# Your assignment:
Filter the records below and copy every line containing the word "automezzo".

*** Opening Material for this task ***

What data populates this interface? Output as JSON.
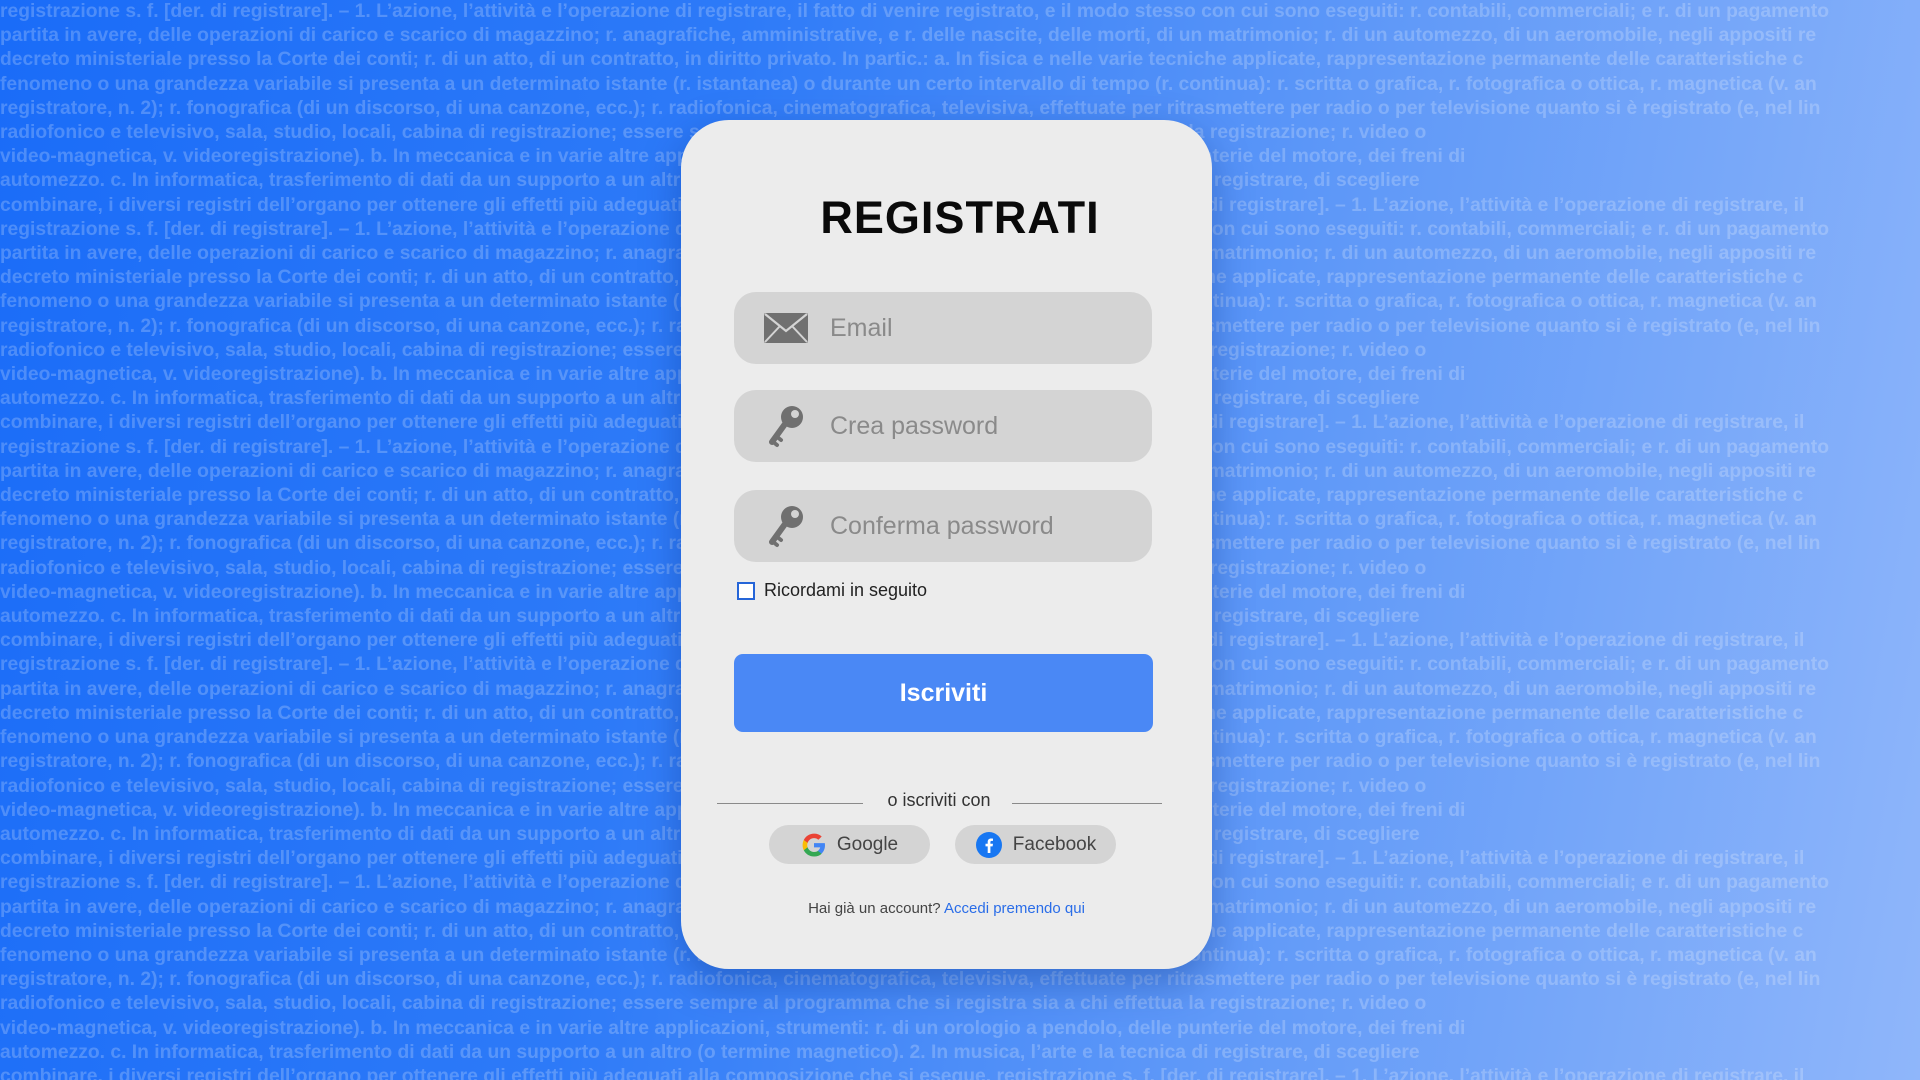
{
  "background": {
    "lines": [
      "registrazione s. f. [der. di registrare]. – 1. L’azione, l’attività e l’operazione di registrare, il fatto di venire registrato, e il modo stesso con cui sono eseguiti: r. contabili, commerciali; e r. di un pagamento",
      "partita in avere, delle operazioni di carico e scarico di magazzino; r. anagrafiche, amministrative, e r. delle nascite, delle morti, di un matrimonio; r. di un automezzo, di un aeromobile, negli appositi re",
      "decreto ministeriale presso la Corte dei conti; r. di un atto, di un contratto, in diritto privato. In partic.: a. In fisica e nelle varie tecniche applicate, rappresentazione permanente delle caratteristiche c",
      "fenomeno o una grandezza variabile si presenta a un determinato istante (r. istantanea) o durante un certo intervallo di tempo (r. continua): r. scritta o grafica, r. fotografica o ottica, r. magnetica (v. an",
      "registratore, n. 2); r. fonografica (di un discorso, di una canzone, ecc.); r. radiofonica, cinematografica, televisiva, effettuate per ritrasmettere per radio o per televisione quanto si è registrato (e, nel lin",
      "radiofonico e televisivo, sala, studio, locali, cabina di registrazione; essere sempre al programma che si registra sia a chi effettua la registrazione; r. video o",
      "video-magnetica, v. videoregistrazione). b. In meccanica e in varie altre applicazioni, strumenti: r. di un orologio a pendolo, delle punterie del motore, dei freni di",
      "automezzo. c. In informatica, trasferimento di dati da un supporto a un altro (o termine magnetico). 2. In musica, l’arte e la tecnica di registrare, di scegliere",
      "combinare, i diversi registri dell’organo per ottenere gli effetti più adeguati alla composizione che si esegue. registrazione s. f. [der. di registrare]. – 1. L’azione, l’attività e l’operazione di registrare, il"
    ]
  },
  "card": {
    "title": "REGISTRATI",
    "email_placeholder": "Email",
    "password_placeholder": "Crea password",
    "confirm_placeholder": "Conferma password",
    "remember_label": "Ricordami in seguito",
    "submit_label": "Iscriviti",
    "divider_text": "o iscriviti con",
    "google_label": "Google",
    "facebook_label": "Facebook",
    "footer_text": "Hai già un account?",
    "footer_link": "Accedi premendo qui"
  },
  "icons": {
    "email": "envelope-icon",
    "password": "key-icon",
    "confirm": "key-icon",
    "google": "google-icon",
    "facebook": "facebook-icon"
  },
  "colors": {
    "accent": "#4a88f5",
    "link": "#2a6de8",
    "field": "#d4d4d4",
    "card": "#ececec"
  }
}
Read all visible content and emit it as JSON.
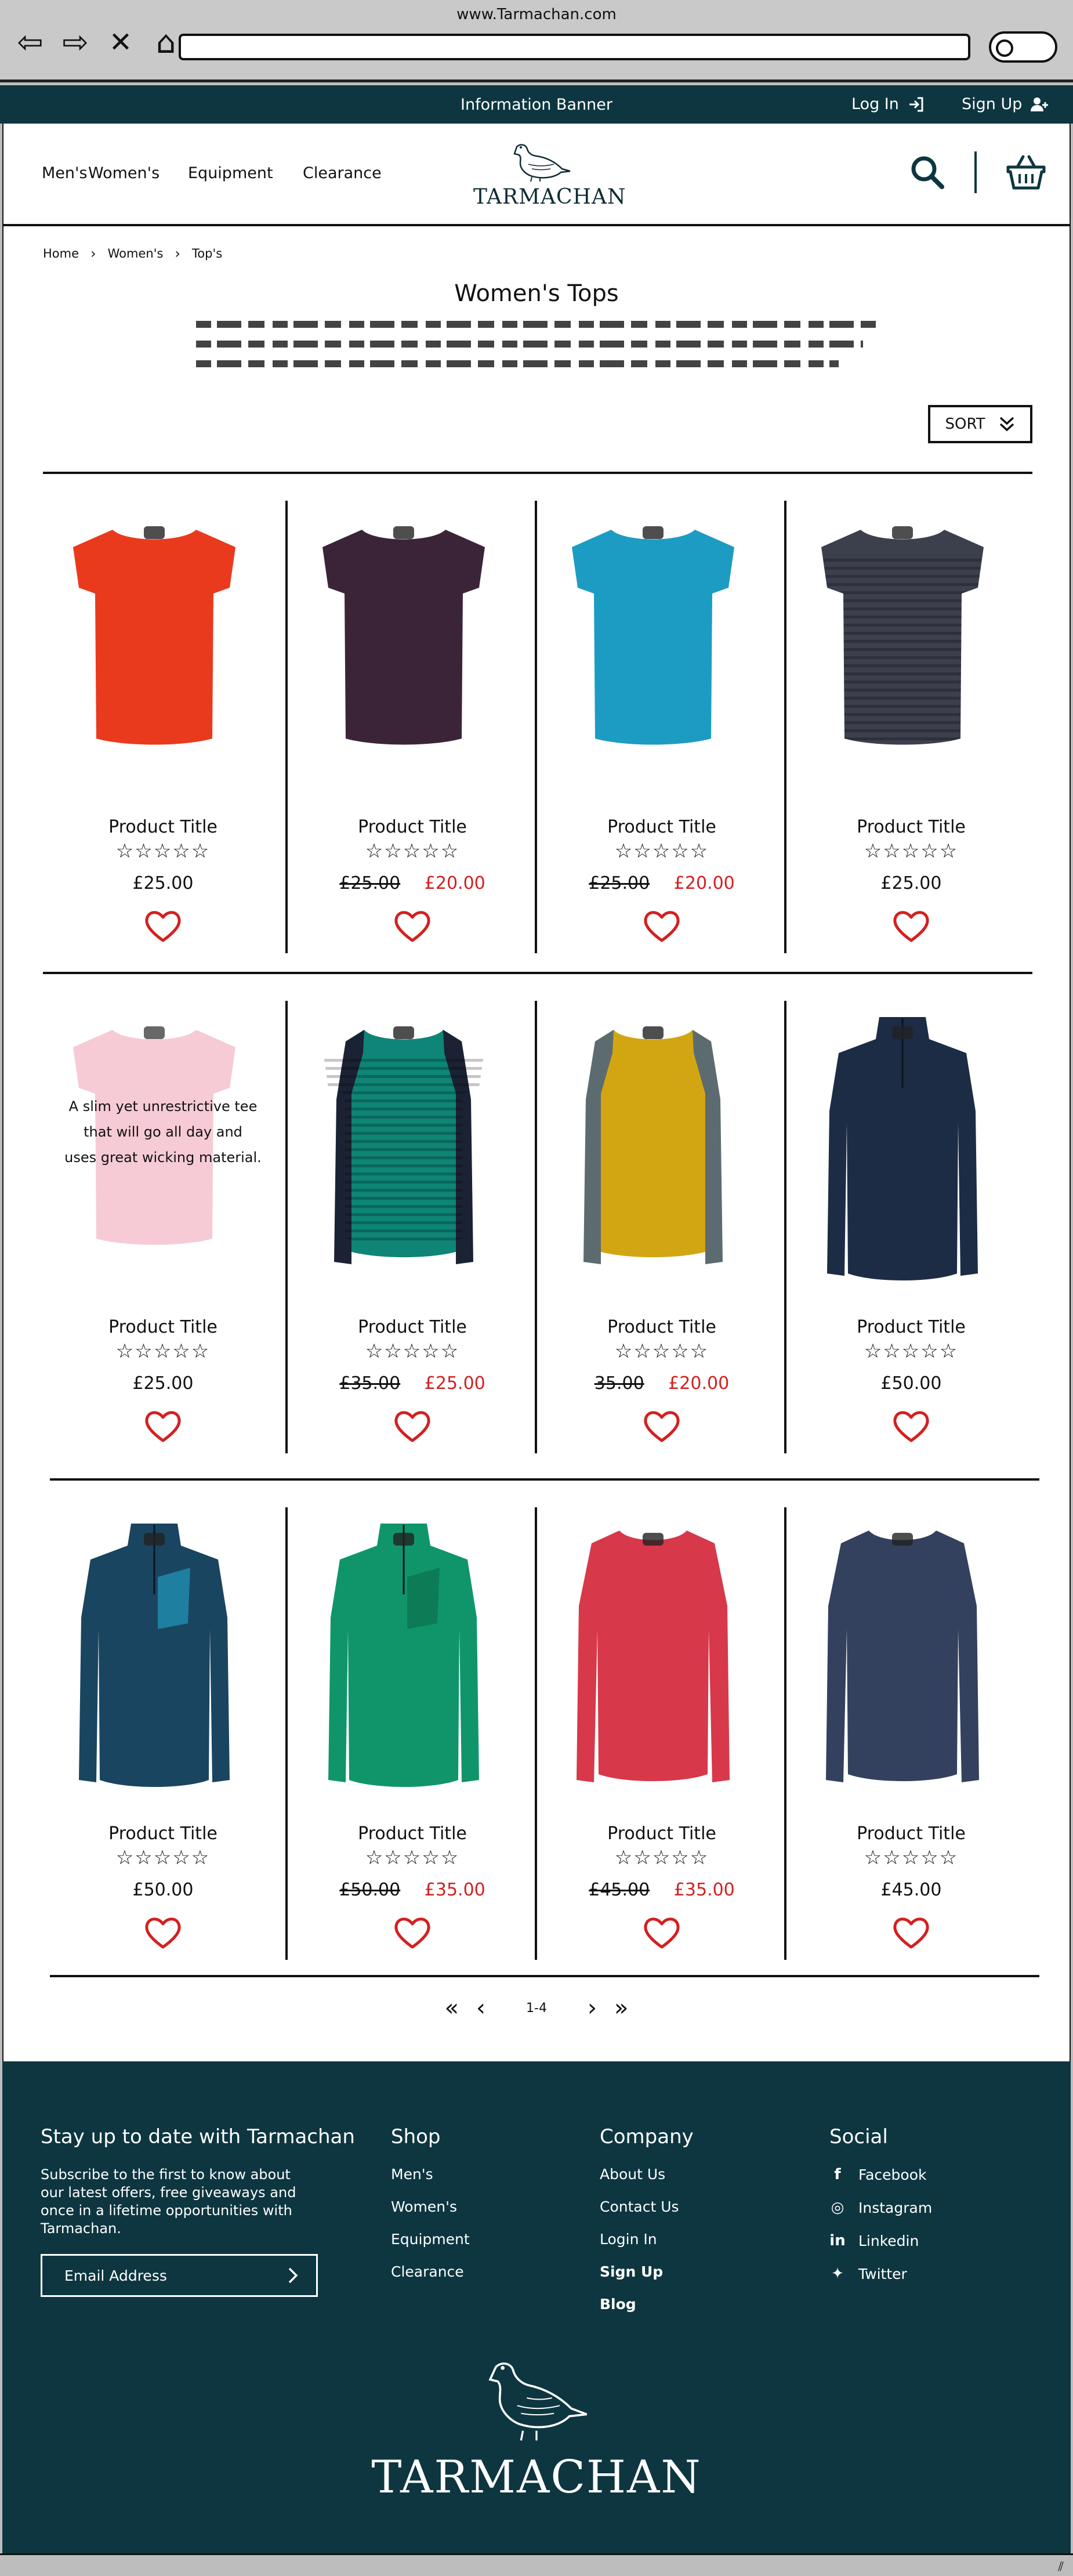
{
  "browser": {
    "url": "www.Tarmachan.com"
  },
  "banner": {
    "title": "Information Banner",
    "login": "Log In",
    "signup": "Sign Up"
  },
  "header": {
    "nav": [
      {
        "label": "Men's",
        "width": 80
      },
      {
        "label": "Women's",
        "width": 172
      },
      {
        "label": "Equipment",
        "width": 198
      },
      {
        "label": "Clearance",
        "width": 160
      }
    ],
    "logo": "TARMACHAN"
  },
  "breadcrumb": [
    "Home",
    "Women's",
    "Top's"
  ],
  "page_title": "Women's Tops",
  "sort_label": "SORT",
  "colors": {
    "accent": "#0d3640",
    "sale": "#d32020"
  },
  "products": [
    {
      "title": "Product Title",
      "price": "£25.00",
      "old_price": "",
      "color": "#ea3a1d",
      "sleeves": "short",
      "stripes": false
    },
    {
      "title": "Product Title",
      "price": "£20.00",
      "old_price": "£25.00",
      "color": "#3b2438",
      "sleeves": "short",
      "stripes": false
    },
    {
      "title": "Product Title",
      "price": "£20.00",
      "old_price": "£25.00",
      "color": "#1c9cc3",
      "sleeves": "short",
      "stripes": false
    },
    {
      "title": "Product Title",
      "price": "£25.00",
      "old_price": "",
      "color": "#3c3f4c",
      "sleeves": "short",
      "stripes": true
    },
    {
      "title": "Product Title",
      "price": "£25.00",
      "old_price": "",
      "color": "#f5c3cf",
      "sleeves": "short",
      "stripes": false,
      "overlay": "A slim yet unrestrictive tee|that will go all day and|uses great wicking material."
    },
    {
      "title": "Product Title",
      "price": "£25.00",
      "old_price": "£35.00",
      "color": "#0e8576",
      "sleeve_color": "#1b2233",
      "sleeves": "raglan",
      "stripes": true
    },
    {
      "title": "Product Title",
      "price": "£20.00",
      "old_price": "35.00",
      "color": "#d2a612",
      "sleeve_color": "#5c6b6f",
      "sleeves": "raglan",
      "stripes": false
    },
    {
      "title": "Product Title",
      "price": "£50.00",
      "old_price": "",
      "color": "#1c2c45",
      "sleeves": "zip",
      "stripes": false
    },
    {
      "title": "Product Title",
      "price": "£50.00",
      "old_price": "",
      "color": "#1a4560",
      "sleeves": "zip",
      "stripes": false,
      "pocket": "#1e7fa0"
    },
    {
      "title": "Product Title",
      "price": "£35.00",
      "old_price": "£50.00",
      "color": "#10956b",
      "sleeves": "zip",
      "stripes": false,
      "pocket": "#0d7b56"
    },
    {
      "title": "Product Title",
      "price": "£35.00",
      "old_price": "£45.00",
      "color": "#d7384a",
      "sleeves": "long",
      "stripes": false
    },
    {
      "title": "Product Title",
      "price": "£45.00",
      "old_price": "",
      "color": "#33415e",
      "sleeves": "long",
      "stripes": false
    }
  ],
  "pager": {
    "label": "1-4"
  },
  "footer": {
    "newsletter": {
      "heading": "Stay up to date with Tarmachan",
      "text": "Subscribe to the first to know about our latest offers, free giveaways and once in a lifetime opportunities with Tarmachan.",
      "placeholder": "Email Address"
    },
    "shop": {
      "heading": "Shop",
      "links": [
        "Men's",
        "Women's",
        "Equipment",
        "Clearance"
      ]
    },
    "company": {
      "heading": "Company",
      "links": [
        "About Us",
        "Contact Us",
        "Login In",
        "Sign Up",
        "Blog"
      ]
    },
    "social": {
      "heading": "Social",
      "links": [
        {
          "label": "Facebook",
          "icon": "facebook-icon"
        },
        {
          "label": "Instagram",
          "icon": "instagram-icon"
        },
        {
          "label": "Linkedin",
          "icon": "linkedin-icon"
        },
        {
          "label": "Twitter",
          "icon": "twitter-icon"
        }
      ]
    },
    "logo": "TARMACHAN"
  }
}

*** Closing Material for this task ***

# Result:
      "partita in avere, delle operazioni di carico e scarico di magazzino; r. anagrafiche, amministrative, e r. delle nascite, delle morti, di un matrimonio; r. di un automezzo, di un aeromobile, negli appositi re",
      "automezzo. c. In informatica, trasferimento di dati da un supporto a un altro (o termine magnetico). 2. In musica, l’arte e la tecnica di registrare, di scegliere",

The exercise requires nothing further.